There will be no probation for former Minneapolis Police Officer Derek Chauvin.
The ex-cop received more than a 22-year prison sentence on Friday, June 25, two months after a jury convicted him of three charges, including second-degree murder, in the death of George Floyd.
Chauvin’s attorney Eric Nelson had requested probation, but the judge rejected that plea.
Nelson filed a motion for a new trial just before sentencing, contending that Chauvin did not get a fair trial. Hennepin County Judge Peter Cahill also denied that request before sentencing the callous ex-cop.
Prior to sentencing, Floyd’s seven-year-old daughter, Gianna, provided a heartbreaking victim’s impact statement via video.
“I ask about him all the time,” the young girl noted in response to questions posed by someone off camera. She said she thinks about how her father got hurt.
“I want to play with him, have fun, and go on a plane ride with him,” Gianna said. “We used to have dinner every single night before we went to bed. He used to help me brush my teeth,” Gianna added. She concluded that those “mean people did something to him.”
Three others gave emotional victim impact statements, including Floyd’s brothers Terrence and Philonise Floyd, and his nephew Brandon Williams.
“What was going through your mind when you had your knee on my brother’s neck,” Terrence Floyd asked?
Philonise said he was a trucker at the time of his brother’s murder and was thrust in the role of an advocate for justice. “I haven’t had a real night’s sleep because of the nightmares of hearing my brother beg and plead for his life,” he told the court as Chauvin sat masked and without showing any emotion. “I’ve been lifting my voice so that my brother didn’t die in vain.”
Chauvin briefly addressed the court offering condolences to the Floyd family, but cryptically stated that “there’s going to be some other information in the future that would be of interest and that I hope will give you some peace of mind.”
Floyd family attorney Benjamin Crump called the sentence historic. “This historic sentence brings the Floyd family and our nation one step closer to healing by delivering closure and accountability. For once, a police officer who wrongly took the life of a Black man was held to account,” Crump said.
“While this shouldn’t be exceptional, tragically it is. Day after day, year after year, police kill Black people without consequence. But today, with Chauvin’s sentence, we take a significant step forward—something that was unimaginable a very short time ago. Now, we look for Chauvin to also be convicted on the federal charges pending against him and for the three other officers to face consequences for their actions. That would represent important additional steps toward justice. At the same time, it’s important to acknowledge how far we’ve come. Those who raised their voices to demand justice for George Floyd need to know that their activism made a difference. Not only were Chauvin and the City of Minneapolis held accountable, but cities and states across the country have passed meaningful reforms, including restrictions on chokeholds and better training and protocols. We need this sentence to usher in a new era of accountability that transforms how Black people are treated by police. To achieve that (real, lasting change in police departments from coast to coast), we need the U.S. Senate to pass the George Floyd Justice in Policing Act without further delay.”

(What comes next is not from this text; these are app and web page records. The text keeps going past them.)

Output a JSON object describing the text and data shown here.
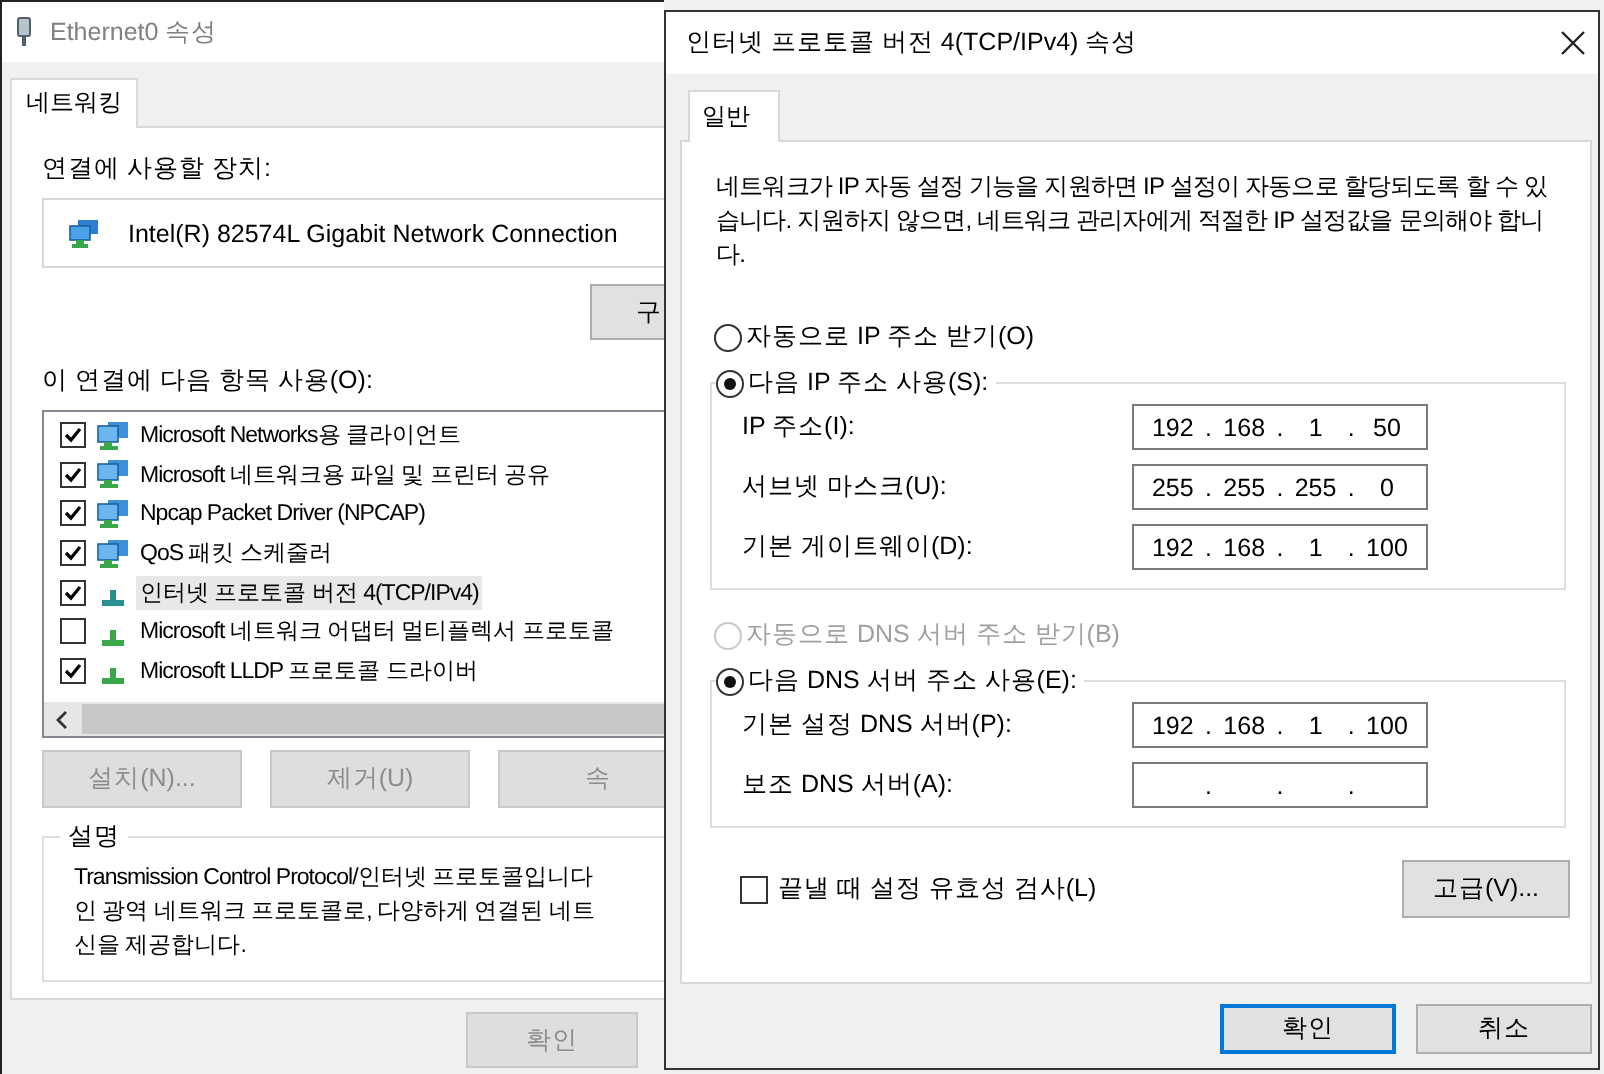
{
  "back_window": {
    "title": "Ethernet0 속성",
    "tabs": [
      {
        "label": "네트워킹",
        "selected": true
      }
    ],
    "device_label": "연결에 사용할 장치:",
    "device": "Intel(R) 82574L Gigabit Network Connection",
    "configure_button": "구",
    "items_label": "이 연결에 다음 항목 사용(O):",
    "items": [
      {
        "kind": "service",
        "label": "Microsoft Networks용 클라이언트",
        "checked": true,
        "selected": false
      },
      {
        "kind": "service",
        "label": "Microsoft 네트워크용 파일 및 프린터 공유",
        "checked": true,
        "selected": false
      },
      {
        "kind": "service",
        "label": "Npcap Packet Driver (NPCAP)",
        "checked": true,
        "selected": false
      },
      {
        "kind": "service",
        "label": "QoS 패킷 스케줄러",
        "checked": true,
        "selected": false
      },
      {
        "kind": "protocol",
        "label": "인터넷 프로토콜 버전 4(TCP/IPv4)",
        "checked": true,
        "selected": true
      },
      {
        "kind": "protocol",
        "label": "Microsoft 네트워크 어댑터 멀티플렉서 프로토콜",
        "checked": false,
        "selected": false
      },
      {
        "kind": "protocol",
        "label": "Microsoft LLDP 프로토콜 드라이버",
        "checked": true,
        "selected": false
      }
    ],
    "buttons": [
      {
        "label": "설치(N)...",
        "disabled": true
      },
      {
        "label": "제거(U)",
        "disabled": true
      },
      {
        "label": "속",
        "disabled": true
      }
    ],
    "description": {
      "title": "설명",
      "lines": [
        "Transmission Control Protocol/인터넷 프로토콜입니다",
        "인 광역 네트워크 프로토콜로, 다양하게 연결된 네트",
        "신을 제공합니다."
      ]
    },
    "footer_buttons": [
      {
        "label": "확인",
        "disabled": true
      }
    ]
  },
  "front_window": {
    "title": "인터넷 프로토콜 버전 4(TCP/IPv4) 속성",
    "tabs": [
      {
        "label": "일반",
        "selected": true
      }
    ],
    "intro": "네트워크가 IP 자동 설정 기능을 지원하면 IP 설정이 자동으로 할당되도록 할 수 있습니다. 지원하지 않으면, 네트워크 관리자에게 적절한 IP 설정값을 문의해야 합니다.",
    "separator": ".",
    "ip_options": [
      {
        "label": "자동으로 IP 주소 받기(O)",
        "selected": false,
        "disabled": false
      },
      {
        "label": "다음 IP 주소 사용(S):",
        "selected": true,
        "disabled": false
      }
    ],
    "ip_fields": [
      {
        "label": "IP 주소(I):",
        "octets": [
          "192",
          "168",
          "1",
          "50"
        ]
      },
      {
        "label": "서브넷 마스크(U):",
        "octets": [
          "255",
          "255",
          "255",
          "0"
        ]
      },
      {
        "label": "기본 게이트웨이(D):",
        "octets": [
          "192",
          "168",
          "1",
          "100"
        ]
      }
    ],
    "dns_options": [
      {
        "label": "자동으로 DNS 서버 주소 받기(B)",
        "selected": false,
        "disabled": true
      },
      {
        "label": "다음 DNS 서버 주소 사용(E):",
        "selected": true,
        "disabled": false
      }
    ],
    "dns_fields": [
      {
        "label": "기본 설정 DNS 서버(P):",
        "octets": [
          "192",
          "168",
          "1",
          "100"
        ]
      },
      {
        "label": "보조 DNS 서버(A):"
      }
    ],
    "validate": {
      "label": "끝낼 때 설정 유효성 검사(L)",
      "checked": false
    },
    "advanced_button": "고급(V)...",
    "buttons": [
      {
        "label": "확인",
        "default": true
      },
      {
        "label": "취소",
        "default": false
      }
    ]
  }
}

Last month, Judge Cahill ruled prosecutors had proved four aggravating factors that warranted a lengthy prison sentence.
Minnesota Attorney General Keith Ellison and prosecutors successfully showed that Chauvin abused his position of trust and authority, treated Floyd with “particular cruelty” and that the ex-cop committed a felony in the presence of children whom they said witnessed Floyd dying.
“It was particularly cruel to kill George Floyd slowly by preventing his ability to breathe when Mr. Floyd had already made it clear he was having trouble breathing,” Judge Cahill said.
Chauvin pressed his knee in Floyd’s neck for nearly nine and a half minutes, even refusing to let up as EMT workers arrived to provide medical assistance.
“[Floyd] was begging for his life and obviously terrified by the knowledge that he was likely to die but [Chauvin] remained indifferent,” Judge Cahill said.
Three other former officers involved in the incident (J. Alexander Kueng, Thomas Lane, and Tou Thao) are awaiting trial on federal charges of violating Floyd’s civil rights and state-level indictments of aiding and abetting second-degree murder and aiding and abetting second-degree manslaughter.
Judge Cahill set a March 2020 trial date for those officers.
Chauvin also faces federal charges of violating Floyd’s civil rights, and a new indictment alleges that Chauvin deprived a 14-year-old of his civil rights in 2017.
If convicted of the additional charges, Chauvin could face stiffer punishment. According to federal law, violating someone’s civil rights could lead to life in prison or even the death penalty.
“This has been painful for Hennepin County, the state of Minnesota, and throughout the country and most of all for the Floyd family,” Judge Cahill said.